About this exercise:
Each line below is to be written out in full, exactly as shown.

┏━━

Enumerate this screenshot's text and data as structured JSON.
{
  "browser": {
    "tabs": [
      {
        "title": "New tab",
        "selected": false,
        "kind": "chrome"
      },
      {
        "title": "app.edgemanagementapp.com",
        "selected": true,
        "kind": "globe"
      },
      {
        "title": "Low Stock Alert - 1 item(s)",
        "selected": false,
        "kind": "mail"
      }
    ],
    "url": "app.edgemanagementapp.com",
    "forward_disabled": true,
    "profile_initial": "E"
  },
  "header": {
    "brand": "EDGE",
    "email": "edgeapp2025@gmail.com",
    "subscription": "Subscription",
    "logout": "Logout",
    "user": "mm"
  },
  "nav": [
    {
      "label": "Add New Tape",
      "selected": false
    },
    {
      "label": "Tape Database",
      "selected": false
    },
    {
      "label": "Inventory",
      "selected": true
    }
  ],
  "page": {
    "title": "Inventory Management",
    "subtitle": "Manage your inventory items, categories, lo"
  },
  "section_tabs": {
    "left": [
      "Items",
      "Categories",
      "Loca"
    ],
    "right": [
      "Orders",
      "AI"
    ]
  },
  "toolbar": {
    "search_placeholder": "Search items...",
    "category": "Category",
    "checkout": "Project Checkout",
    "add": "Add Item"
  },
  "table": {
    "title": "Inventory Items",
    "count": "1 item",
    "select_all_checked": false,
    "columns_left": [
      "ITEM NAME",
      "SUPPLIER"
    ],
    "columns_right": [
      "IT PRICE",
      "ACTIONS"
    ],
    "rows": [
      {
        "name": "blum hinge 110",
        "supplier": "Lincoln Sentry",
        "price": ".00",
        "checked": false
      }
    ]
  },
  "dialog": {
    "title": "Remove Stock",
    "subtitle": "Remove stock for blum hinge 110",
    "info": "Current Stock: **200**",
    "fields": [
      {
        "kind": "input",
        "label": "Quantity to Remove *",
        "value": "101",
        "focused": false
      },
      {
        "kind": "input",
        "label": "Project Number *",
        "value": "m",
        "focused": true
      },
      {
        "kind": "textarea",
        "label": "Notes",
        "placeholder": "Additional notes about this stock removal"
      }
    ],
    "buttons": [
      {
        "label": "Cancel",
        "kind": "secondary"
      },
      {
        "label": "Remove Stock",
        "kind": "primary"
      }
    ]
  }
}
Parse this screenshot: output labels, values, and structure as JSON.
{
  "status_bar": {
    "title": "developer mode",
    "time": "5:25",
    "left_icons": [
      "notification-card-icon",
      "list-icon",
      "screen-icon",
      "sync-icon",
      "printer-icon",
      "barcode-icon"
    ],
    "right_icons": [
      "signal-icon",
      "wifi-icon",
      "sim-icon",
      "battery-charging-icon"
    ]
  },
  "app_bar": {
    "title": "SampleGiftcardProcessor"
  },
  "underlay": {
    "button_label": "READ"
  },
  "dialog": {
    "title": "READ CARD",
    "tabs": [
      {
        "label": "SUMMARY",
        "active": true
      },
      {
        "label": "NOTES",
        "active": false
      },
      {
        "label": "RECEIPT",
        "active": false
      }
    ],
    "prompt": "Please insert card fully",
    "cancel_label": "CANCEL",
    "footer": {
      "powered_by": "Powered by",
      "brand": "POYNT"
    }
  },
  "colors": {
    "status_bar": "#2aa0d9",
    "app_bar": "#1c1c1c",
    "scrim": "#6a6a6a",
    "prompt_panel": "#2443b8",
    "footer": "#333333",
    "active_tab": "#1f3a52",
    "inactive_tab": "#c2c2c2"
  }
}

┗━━

Exercise output:
Enumerate this screenshot's text and data as structured JSON.
{
  "browser": {
    "tabs": [
      {
        "title": "New tab",
        "selected": false,
        "kind": "chrome"
      },
      {
        "title": "app.edgemanagementapp.com",
        "selected": true,
        "kind": "globe"
      },
      {
        "title": "Low Stock Alert - 1 item(s)",
        "selected": false,
        "kind": "mail"
      }
    ],
    "url": "app.edgemanagementapp.com",
    "forward_disabled": true,
    "profile_initial": "E"
  },
  "header": {
    "brand": "EDGE",
    "email": "edgeapp2025@gmail.com",
    "subscription": "Subscription",
    "logout": "Logout",
    "user": "mm"
  },
  "nav": [
    {
      "label": "Add New Tape",
      "selected": false
    },
    {
      "label": "Tape Database",
      "selected": false
    },
    {
      "label": "Inventory",
      "selected": true
    }
  ],
  "page": {
    "title": "Inventory Management",
    "subtitle": "Manage your inventory items, categories, lo"
  },
  "section_tabs": {
    "left": [
      "Items",
      "Categories",
      "Loca"
    ],
    "right": [
      "Orders",
      "AI"
    ]
  },
  "toolbar": {
    "search_placeholder": "Search items...",
    "category": "Category",
    "checkout": "Project Checkout",
    "add": "Add Item"
  },
  "table": {
    "title": "Inventory Items",
    "count": "1 item",
    "select_all_checked": false,
    "columns_left": [
      "ITEM NAME",
      "SUPPLIER"
    ],
    "columns_right": [
      "IT PRICE",
      "ACTIONS"
    ],
    "rows": [
      {
        "name": "blum hinge 110",
        "supplier": "Lincoln Sentry",
        "price": ".00",
        "checked": false
      }
    ]
  },
  "dialog": {
    "title": "Remove Stock",
    "subtitle": "Remove stock for blum hinge 110",
    "info": "Current Stock: **200**",
    "fields": [
      {
        "kind": "input",
        "label": "Quantity to Remove *",
        "value": "101",
        "focused": false
      },
      {
        "kind": "input",
        "label": "Project Number *",
        "value": "m",
        "focused": true
      },
      {
        "kind": "textarea",
        "label": "Notes",
        "placeholder": "Additional notes about this stock removal"
      }
    ],
    "buttons": [
      {
        "label": "Cancel",
        "kind": "secondary"
      },
      {
        "label": "Remove Stock",
        "kind": "primary"
      }
    ]
  }
}
Parse this screenshot: output labels, values, and structure as JSON.
{
  "status_bar": {
    "title": "developer mode",
    "time": "5:25",
    "left_icons": [
      "notification-card-icon",
      "list-icon",
      "screen-icon",
      "sync-icon",
      "printer-icon",
      "barcode-icon"
    ],
    "right_icons": [
      "signal-icon",
      "wifi-icon",
      "sim-icon",
      "battery-charging-icon"
    ]
  },
  "app_bar": {
    "title": "SampleGiftcardProcessor"
  },
  "underlay": {
    "button_label": "READ"
  },
  "dialog": {
    "title": "READ CARD",
    "tabs": [
      {
        "label": "SUMMARY",
        "active": true
      },
      {
        "label": "NOTES",
        "active": false
      },
      {
        "label": "RECEIPT",
        "active": false
      }
    ],
    "prompt": "Please insert card fully",
    "cancel_label": "CANCEL",
    "footer": {
      "powered_by": "Powered by",
      "brand": "POYNT"
    }
  },
  "colors": {
    "status_bar": "#2aa0d9",
    "app_bar": "#1c1c1c",
    "scrim": "#6a6a6a",
    "prompt_panel": "#2443b8",
    "footer": "#333333",
    "active_tab": "#1f3a52",
    "inactive_tab": "#c2c2c2"
  }
}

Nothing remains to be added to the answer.